Damion: The best business lesson is to make sure you have people that have been there in the trenches, that have scars, blood, tears and mud all over them that you are listening to, and even though there is a sense of intelligence, and physicians are no doubt, some of the smartest people in the world, make sure that you have people around you that have been out there, that are truly speaking from experience. So, that, you are not going out there and letting your ego get you in trouble. I know what that like and its dangerous and its expensive, and to really make sure that people are surrounding you, that are giving you legitimate, honest feedback and you are listening to them and, and then owning the results and not abdicating or punting, and getting in the game, I mean that’s really what this is all about. It’s about getting in the game and building confidence by doing things and becoming educated from people that have actually done it not just the academics that are teaching from theory, and so that’s really why I wrote the books I did around real estate, and the EURP it was to hand off that type of education and empower people so that they can make rational decisions. That’s my gift to people, it’s to take that wisdom and then make your own decision, because I think you are smart enough to make the best decision for you. You don’t need somebody else making it for you and I would start there.

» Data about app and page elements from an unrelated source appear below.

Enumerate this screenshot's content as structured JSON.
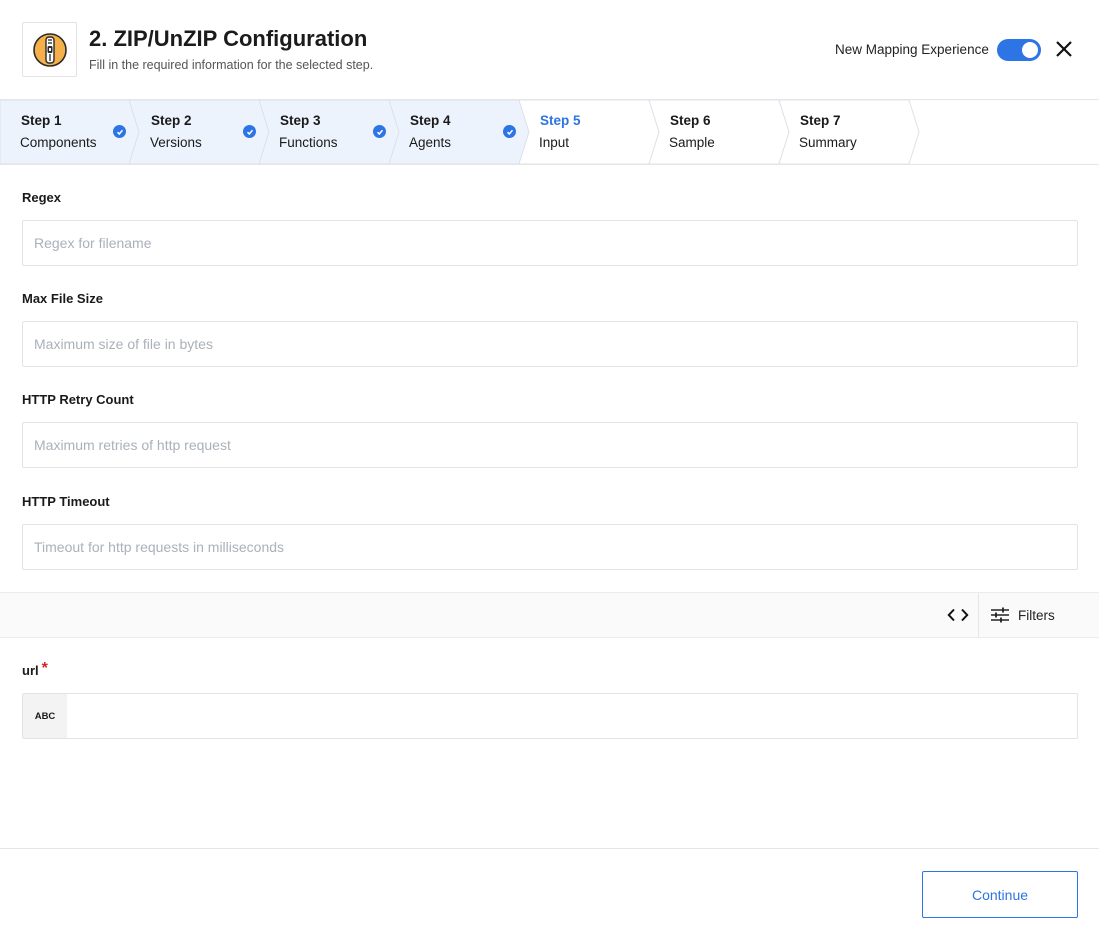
{
  "header": {
    "title": "2. ZIP/UnZIP Configuration",
    "subtitle": "Fill in the required information for the selected step.",
    "logo_icon": "zip-file-icon",
    "toggle_label": "New Mapping Experience",
    "toggle_on": true,
    "close_icon": "close-icon"
  },
  "colors": {
    "accent": "#2d74e4",
    "completed_step_bg": "#ecf3fd",
    "required": "#d8202a"
  },
  "steps": [
    {
      "num": "Step 1",
      "name": "Components",
      "status": "completed"
    },
    {
      "num": "Step 2",
      "name": "Versions",
      "status": "completed"
    },
    {
      "num": "Step 3",
      "name": "Functions",
      "status": "completed"
    },
    {
      "num": "Step 4",
      "name": "Agents",
      "status": "completed"
    },
    {
      "num": "Step 5",
      "name": "Input",
      "status": "active"
    },
    {
      "num": "Step 6",
      "name": "Sample",
      "status": "pending"
    },
    {
      "num": "Step 7",
      "name": "Summary",
      "status": "pending"
    }
  ],
  "fields": {
    "regex": {
      "label": "Regex",
      "placeholder": "Regex for filename",
      "value": ""
    },
    "max_file_size": {
      "label": "Max File Size",
      "placeholder": "Maximum size of file in bytes",
      "value": ""
    },
    "http_retry_count": {
      "label": "HTTP Retry Count",
      "placeholder": "Maximum retries of http request",
      "value": ""
    },
    "http_timeout": {
      "label": "HTTP Timeout",
      "placeholder": "Timeout for http requests in milliseconds",
      "value": ""
    }
  },
  "toolbar": {
    "code_icon": "code-brackets-icon",
    "filters_icon": "sliders-icon",
    "filters_label": "Filters"
  },
  "url_field": {
    "label": "url",
    "required_mark": "*",
    "type_badge": "ABC",
    "value": ""
  },
  "footer": {
    "continue_label": "Continue"
  }
}
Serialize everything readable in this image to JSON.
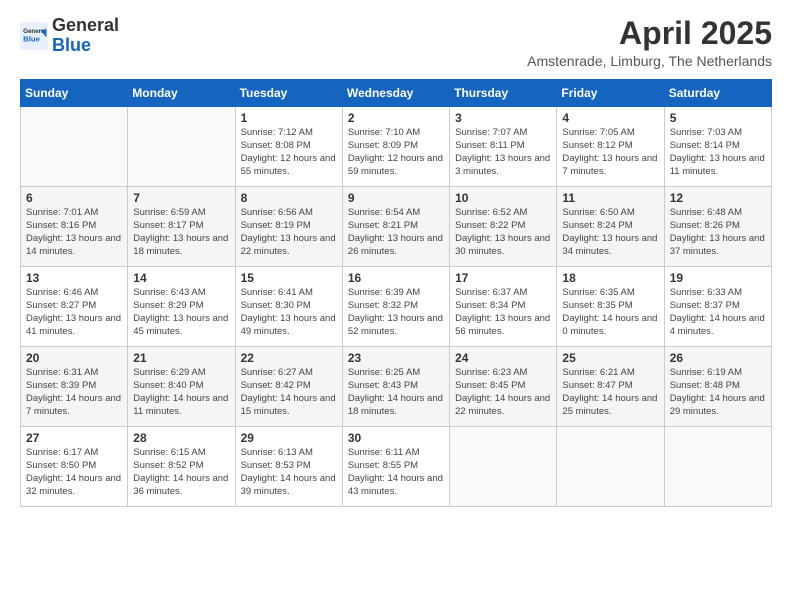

Dave: That great. Thank you so much for that. Obviously, I could talk forever about all this stuff but, I want to respect people’s time, our listeners’ valuable time. Do you have any closing thoughts Damion that you want to pass on to the audience?
Damion: Yea. I would love people to visit and I would love to give people a copy of the book and give that to them so that they can, and the things we’ve been talking about and just hand it to them if that’s, if people want that I’d love to share that and put a link on our site, for people to be able to grab a copy of the book for free, if that’s ok with you.
Dave: Yea, that ok, where can they find that?
Damion: If people want to visit total control control.com/dave, I’ll have a link there where people can grab a copy of the book and I will send it out to you and it’s on me and see if it’s good fit for you. I think education is the biggest thing, and learning more about it is the valuable piece that I can offer the people, and just grab it and see if it resonates with you but; that’s it, go visit total control financial.com/dave and I’ll have a link there for everybody.
Dave: Perfect I will put it on the show notes as well so everyone can just click on it if they are on iTunes and just check that out. And Damion if they have more question and they want to get in contact with you personally where can they best find you?
Damion: I am everywhere, but the funny part is, the best place to go is. It’s funny because the social media, everything, we are all over the place. The best place to reach me is definitely LinkedIn, I love when people will send me an actual message not just a blast, but send me a message, you are likely to get a video response, I will definitely reach out back to you. I love when people say hey, I’m interested, I want to learn. Just makes me all happy so please, reach out to me on LinkedIn.
Dave: Awesome. Thank you so much for being with us Damion. if you are a physicians, or if you are someone servicing physicians, and you want to add value to the audience, you want to grapple with tough issues, and interesting ideas that Damion brought today, I’d love to share it in the next freedom formula four physician podcast, make sure to contact me at firstname.lastname@example.org, or on my website: www.doctorfreedompodcast.com. From the freedom formula for physician’s podcast, this is Dave Denniston, thank you so much for joining us. Remember my friends, make sure to cut your debt, cut your taxes and live a liberated lifestyle. Talk to you next time.